- Opening Delimiter -

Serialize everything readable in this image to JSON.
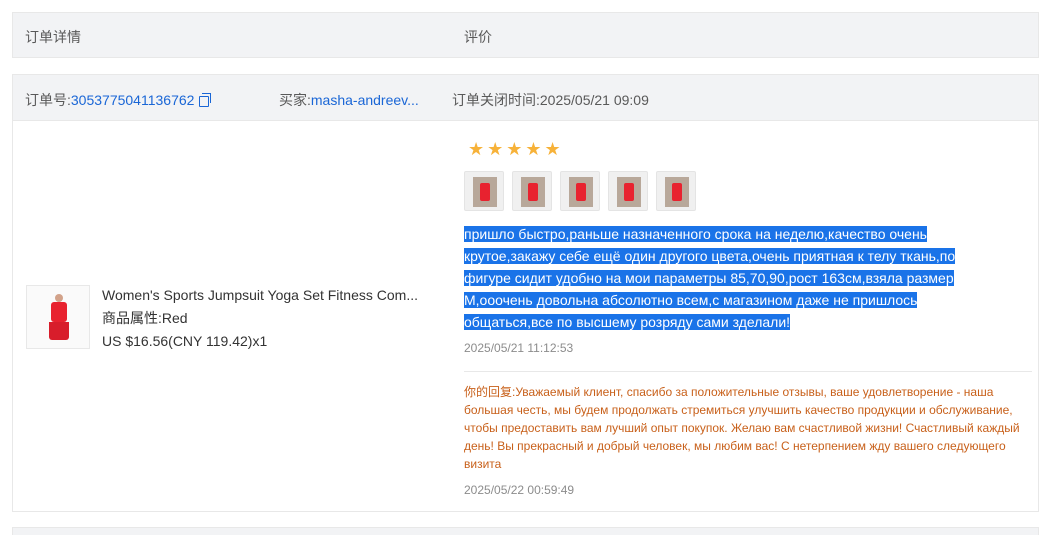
{
  "table_header": {
    "order_details": "订单详情",
    "review": "评价"
  },
  "order": {
    "order_no_label": "订单号:",
    "order_no": "3053775041136762",
    "buyer_label": "买家:",
    "buyer": "masha-andreev...",
    "closed_time": "订单关闭时间:2025/05/21 09:09"
  },
  "product": {
    "title": "Women's Sports Jumpsuit Yoga Set Fitness Com...",
    "attr_label": "商品属性:",
    "attr_value": "Red",
    "price": "US $16.56(CNY 119.42)x1"
  },
  "review": {
    "stars": "★★★★★",
    "rating": 5,
    "photo_count": 5,
    "text": "пришло быстро,раньше назначенного срока на неделю,качество очень крутое,закажу себе ещё один другого цвета,очень приятная к телу ткань,по фигуре сидит удобно на мои параметры 85,70,90,рост 163см,взяла размер М,ооочень довольна абсолютно всем,с магазином даже не пришлось общаться,все по высшему розряду сами зделали!",
    "date": "2025/05/21 11:12:53"
  },
  "reply": {
    "label": "你的回复:",
    "text": "Уважаемый клиент, спасибо за положительные отзывы, ваше удовлетворение - наша большая честь, мы будем продолжать стремиться улучшить качество продукции и обслуживание, чтобы предоставить вам лучший опыт покупок. Желаю вам счастливой жизни! Счастливый каждый день! Вы прекрасный и добрый человек, мы любим вас! С нетерпением жду вашего следующего визита",
    "date": "2025/05/22 00:59:49"
  },
  "colors": {
    "link": "#1a66d6",
    "star": "#f7b239",
    "selection": "#1a73e8",
    "reply": "#c8601a"
  }
}
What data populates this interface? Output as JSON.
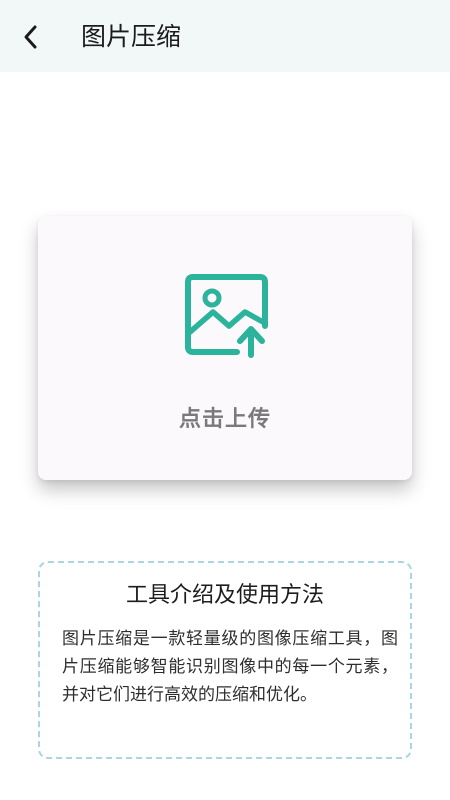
{
  "header": {
    "back_icon": "chevron-left-icon",
    "title": "图片压缩",
    "background": "#f2f8f8"
  },
  "upload": {
    "icon": "image-upload-icon",
    "icon_color": "#2bb39b",
    "label": "点击上传"
  },
  "info": {
    "title": "工具介绍及使用方法",
    "body": "图片压缩是一款轻量级的图像压缩工具，图片压缩能够智能识别图像中的每一个元素，并对它们进行高效的压缩和优化。",
    "border_color": "#a9d6e0"
  }
}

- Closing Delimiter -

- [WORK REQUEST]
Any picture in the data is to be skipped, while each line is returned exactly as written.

- [RESULT]
Serialize everything readable in this image to JSON.
{
  "table_header": {
    "order_details": "订单详情",
    "review": "评价"
  },
  "order": {
    "order_no_label": "订单号:",
    "order_no": "3053775041136762",
    "buyer_label": "买家:",
    "buyer": "masha-andreev...",
    "closed_time": "订单关闭时间:2025/05/21 09:09"
  },
  "product": {
    "title": "Women's Sports Jumpsuit Yoga Set Fitness Com...",
    "attr_label": "商品属性:",
    "attr_value": "Red",
    "price": "US $16.56(CNY 119.42)x1"
  },
  "review": {
    "stars": "★★★★★",
    "rating": 5,
    "photo_count": 5,
    "text": "пришло быстро,раньше назначенного срока на неделю,качество очень крутое,закажу себе ещё один другого цвета,очень приятная к телу ткань,по фигуре сидит удобно на мои параметры 85,70,90,рост 163см,взяла размер М,ооочень довольна абсолютно всем,с магазином даже не пришлось общаться,все по высшему розряду сами зделали!",
    "date": "2025/05/21 11:12:53"
  },
  "reply": {
    "label": "你的回复:",
    "text": "Уважаемый клиент, спасибо за положительные отзывы, ваше удовлетворение - наша большая честь, мы будем продолжать стремиться улучшить качество продукции и обслуживание, чтобы предоставить вам лучший опыт покупок. Желаю вам счастливой жизни! Счастливый каждый день! Вы прекрасный и добрый человек, мы любим вас! С нетерпением жду вашего следующего визита",
    "date": "2025/05/22 00:59:49"
  },
  "colors": {
    "link": "#1a66d6",
    "star": "#f7b239",
    "selection": "#1a73e8",
    "reply": "#c8601a"
  }
}
What data populates this interface? Output as JSON.
{
  "header": {
    "back_icon": "chevron-left-icon",
    "title": "图片压缩",
    "background": "#f2f8f8"
  },
  "upload": {
    "icon": "image-upload-icon",
    "icon_color": "#2bb39b",
    "label": "点击上传"
  },
  "info": {
    "title": "工具介绍及使用方法",
    "body": "图片压缩是一款轻量级的图像压缩工具，图片压缩能够智能识别图像中的每一个元素，并对它们进行高效的压缩和优化。",
    "border_color": "#a9d6e0"
  }
}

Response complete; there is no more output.